Power is an evident theme in The Crucible that suggests it controls the fragile town of Salem. As such, an individual’s feeling of belonging is influenced by Salem’s theocratic and authoritative government. The characterisation of Hale allows the audience to realise this, as he immediately belongs and assumes a position of power.
In The Crucible, belonging is explored through a theme of persecution, whereby one must conform to the norms of society in order to belong. The alternative is alienation and displacement. The central aspects of reputation and empowerment are explored through a variety of literary techniques.
The Crucible - Belonging Essay 1644 Words 7 Pages The sense of belonging humans naturally seek in life reflects the feeling of security and being accepted. They struggle with their identity as they make the choice whether to reject the individuality and belong to a community or group.Essay on Belonging Essay - the Crucible Some people will go to extraordinary lengths to achieve a sense of belonging; whether it to be a group, culture or city, some people will try anything.Themes of “The Crucible” Get a 100% Unique Essay on Themes of “The Crucible” they had very strong beliefs such as “predestination”, and intolerance. When the trials began to come about, it caused great havoc in the small, puritan community.
This changes and slowly they become closer to belonging to one another. They finally reach that stage when Proctor says “I will fall like an ocean on that court” this is a simile, and represent his feeling of belonging to Elizabeth, when she was arrested.Read More
In Arthur Miller’s play, The Crucible, the theme of judgment occupies a significant place. The word judgment has numerous definitions. Two of the possible definitions can be put in the context of the play.Read More
Belonging the Crucible, Lord of the Flies and Animal Farm Essay Example. Pages: 9 (3264 words) Published: March 19, 2011. Without comprehension one cannot fully belong, but with comprehension, belonging will thrive.. Intolerance is a reoccurring theme in the crucible, the town of Salem was a theocracy so when John Proctor and Giles Corey.Read More
What role does sex and sexual repression play in The Crucible? Part of the enduring appeal of Arthur Miller’s The Crucible lies in its resonance with various contemporary events. While the play is certainly a critique of the McCarthy era, it can also be read as a commentary on anti-feminism, fascism, or any number of other repressive movements.Read More

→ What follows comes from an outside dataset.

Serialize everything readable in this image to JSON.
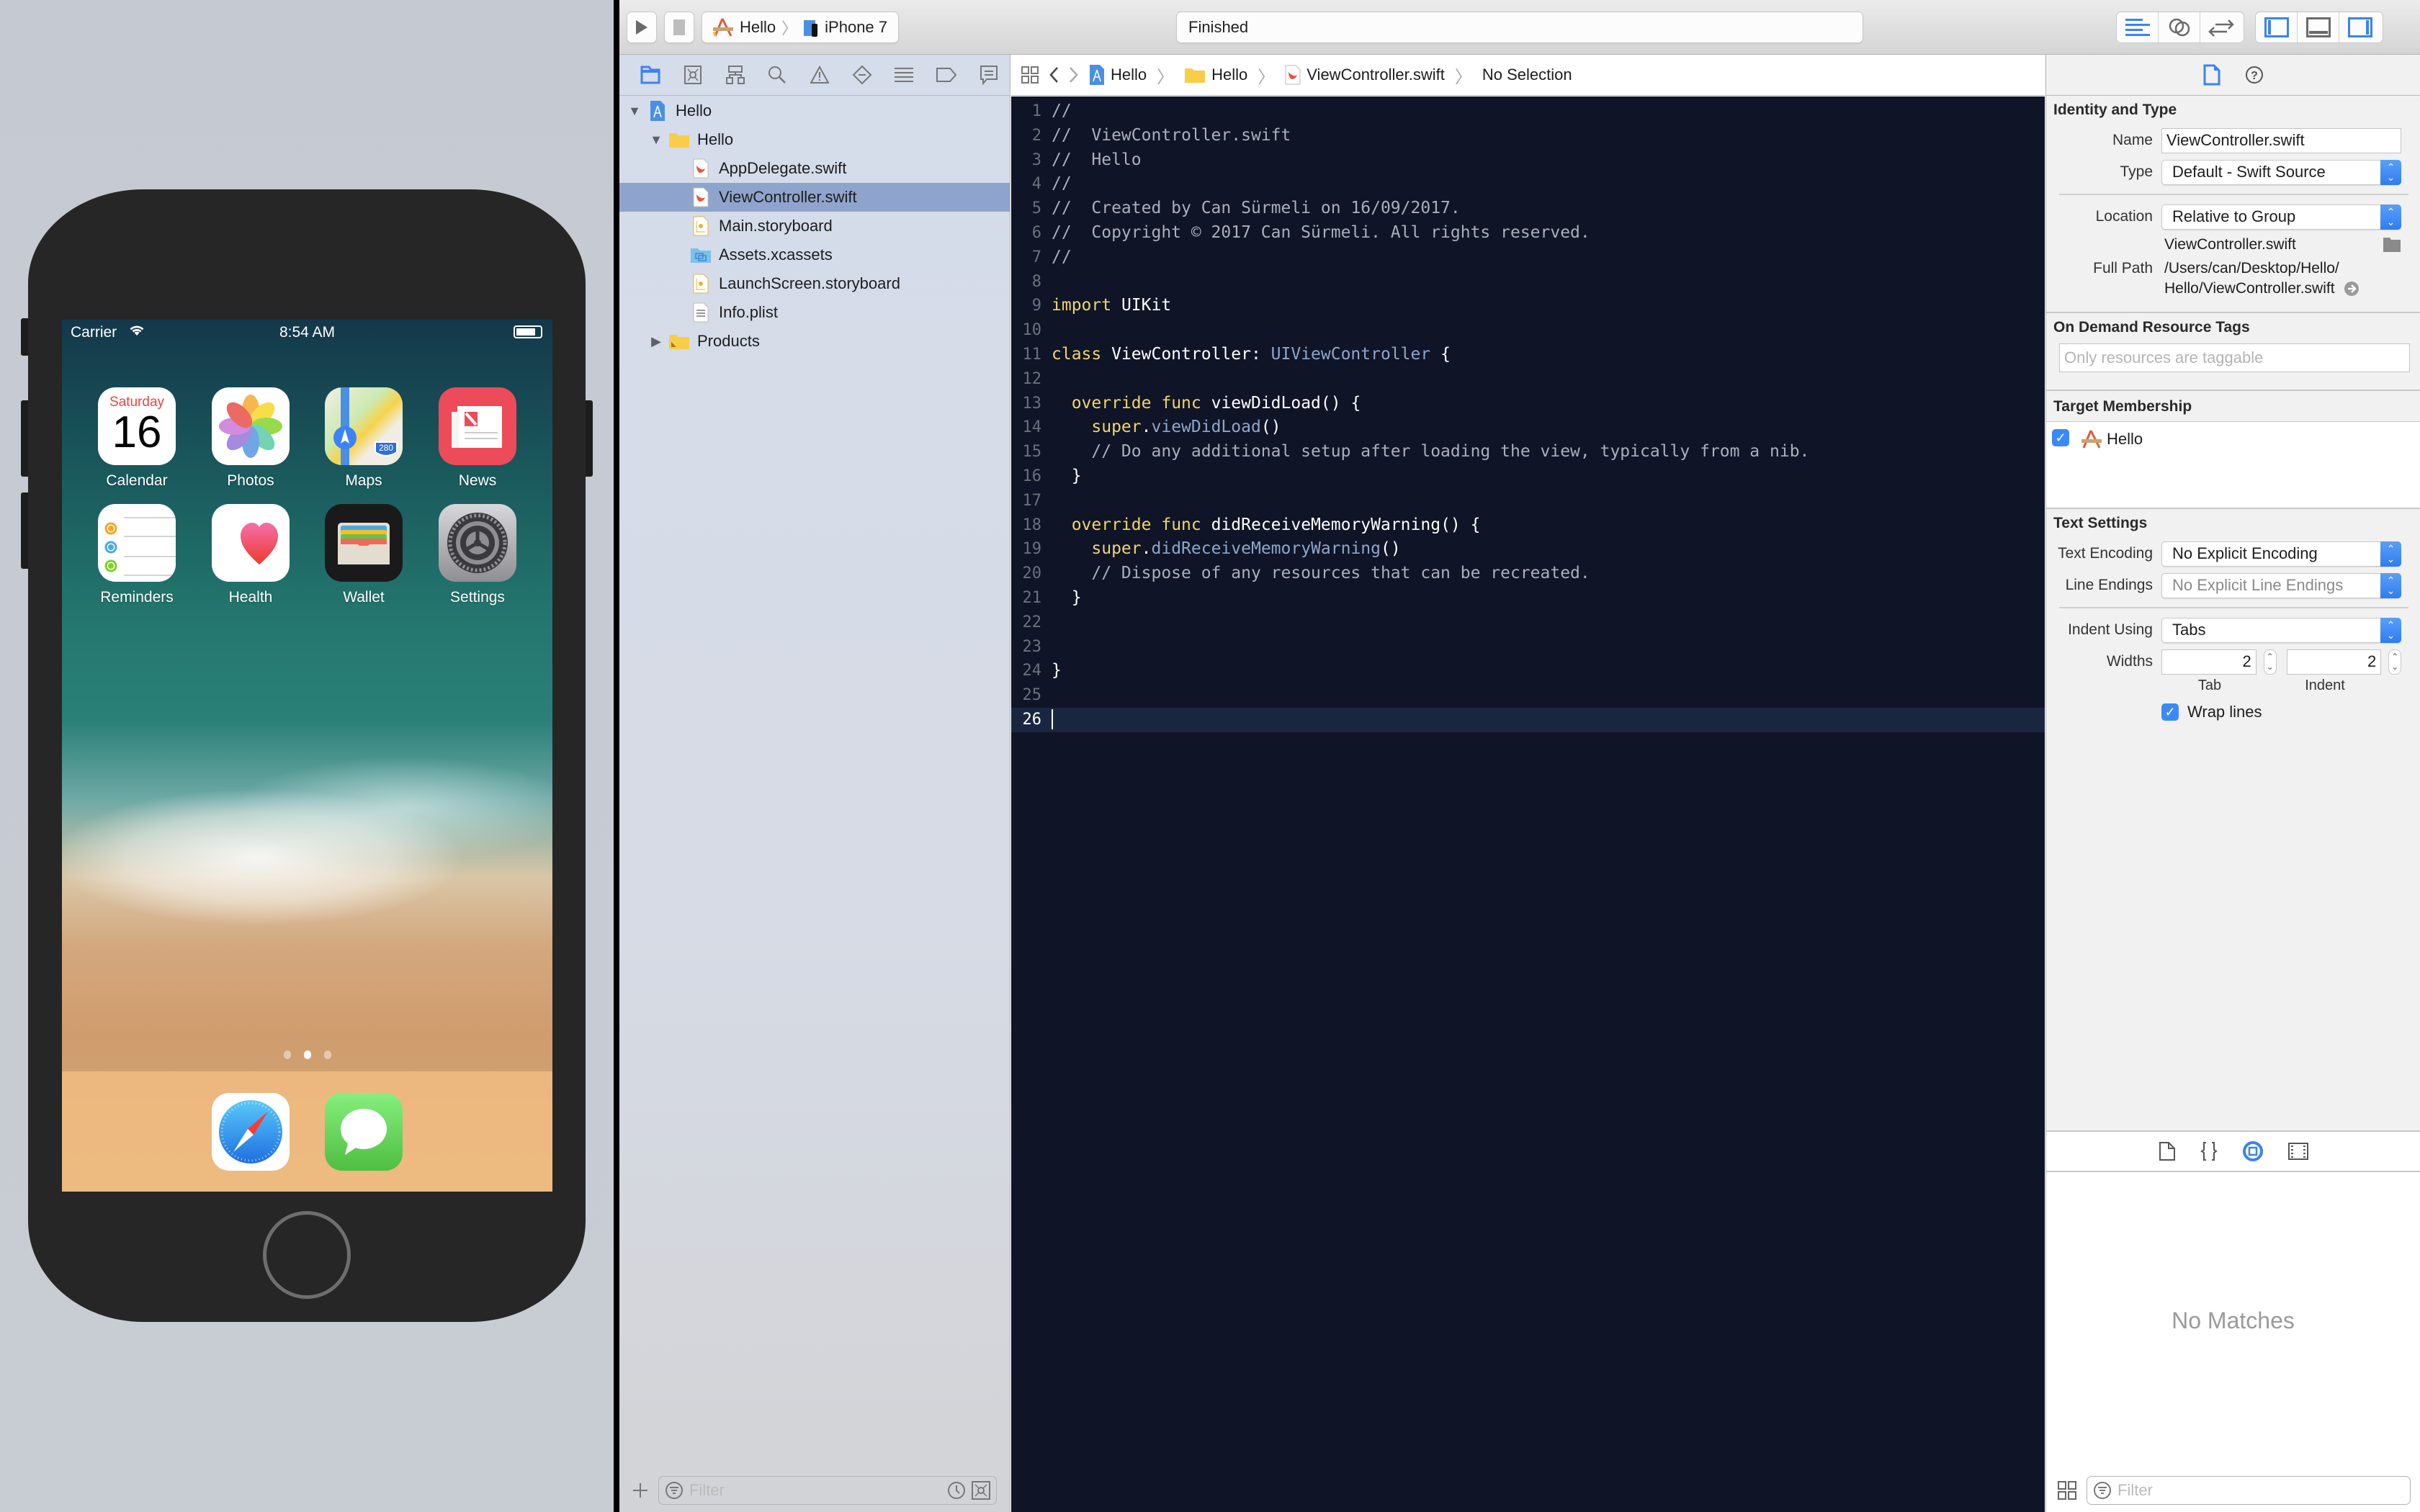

An Analytical Essay Explaining Why Arthur Miller Wrote The Crucible Authors often have underlying reasons for giving their stories certain themes or settings. Arthur Miller’s masterpiece, The Crucible, is a work of art inspired by actual events as a response to political and moral issues.Read More
The Crucible Essays Plot Overview. In the Puritan New England city of Salem, Massachusetts, a group of women is going dancing in the wooded area with a black slave named Tituba. whilst dancing, they're stuck by way of the local minister, Reverend Parris. one of the women, Parris’s daughter Betty, falls into a coma-like country.Read More
Intolerance is a reoccurring theme in the crucible, the town of Salem was a theocracy so when John Proctor and Giles Corey, and others spoke out against the trials in order to defend their wives or themselves this was seen as an attack on the Government and the Church as well as God, Danforth states “A person is with the court or the must be counted against it there is no road in between”.Read More
Theme Of Desire In The Crucible. Ben Boyd English 11H The Crucible: Thematic Essay The Crucible, by Arthur Miller, is a rich and enticing play set in the late 1600’s describing the epic horrors and emotions through the events of the Salem witch trials. The Crucible, focuses primarily on the inconsistencies of the Salem witch trials and the.Read More
The Crucible is a reflection of how society treats those who belong and those who do not, and the community of Salem echoes the obsession with prejudgment in today’s societies, thus resulting in a characters tendency to either belong or not belong.The text that reflects these notions of belonging is the feature article, A Dangerous Mind, by Robert Wainwright and Paola Totaro.Read More